"image" is the word to look for; say how many lines of the listing below contain it, and nothing else.

Records for the task:
********************
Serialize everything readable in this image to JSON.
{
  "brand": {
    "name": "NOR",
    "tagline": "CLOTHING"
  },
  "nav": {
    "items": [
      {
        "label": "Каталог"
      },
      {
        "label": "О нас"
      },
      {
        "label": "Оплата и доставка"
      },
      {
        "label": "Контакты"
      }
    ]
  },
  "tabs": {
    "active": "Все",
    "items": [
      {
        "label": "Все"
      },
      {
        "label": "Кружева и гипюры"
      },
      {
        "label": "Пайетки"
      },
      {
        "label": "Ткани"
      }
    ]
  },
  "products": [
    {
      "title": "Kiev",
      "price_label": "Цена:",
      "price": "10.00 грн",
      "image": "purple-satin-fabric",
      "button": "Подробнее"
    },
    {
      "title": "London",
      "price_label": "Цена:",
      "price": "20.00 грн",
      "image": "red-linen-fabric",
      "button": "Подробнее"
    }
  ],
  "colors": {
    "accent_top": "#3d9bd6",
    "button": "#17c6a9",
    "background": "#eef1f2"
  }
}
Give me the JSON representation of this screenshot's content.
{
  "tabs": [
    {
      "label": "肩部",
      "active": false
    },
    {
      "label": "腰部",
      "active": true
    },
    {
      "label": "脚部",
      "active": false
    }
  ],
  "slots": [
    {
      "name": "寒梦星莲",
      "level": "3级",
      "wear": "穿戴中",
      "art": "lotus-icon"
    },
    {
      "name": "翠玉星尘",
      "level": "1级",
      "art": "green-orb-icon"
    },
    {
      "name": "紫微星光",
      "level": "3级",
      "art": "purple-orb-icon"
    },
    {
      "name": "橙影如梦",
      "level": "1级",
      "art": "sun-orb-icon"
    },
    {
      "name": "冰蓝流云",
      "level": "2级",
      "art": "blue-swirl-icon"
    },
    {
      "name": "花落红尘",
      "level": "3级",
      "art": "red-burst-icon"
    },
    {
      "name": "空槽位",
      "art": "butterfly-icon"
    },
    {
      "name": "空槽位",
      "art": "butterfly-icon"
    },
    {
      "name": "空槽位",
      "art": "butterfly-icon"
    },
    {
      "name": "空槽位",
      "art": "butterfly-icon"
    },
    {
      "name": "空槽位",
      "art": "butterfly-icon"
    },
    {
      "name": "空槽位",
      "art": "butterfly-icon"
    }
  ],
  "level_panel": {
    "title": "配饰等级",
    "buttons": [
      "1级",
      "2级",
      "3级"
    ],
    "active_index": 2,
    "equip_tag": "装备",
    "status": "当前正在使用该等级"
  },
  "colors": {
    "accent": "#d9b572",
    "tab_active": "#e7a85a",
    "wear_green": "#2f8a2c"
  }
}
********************
Expected answer:
3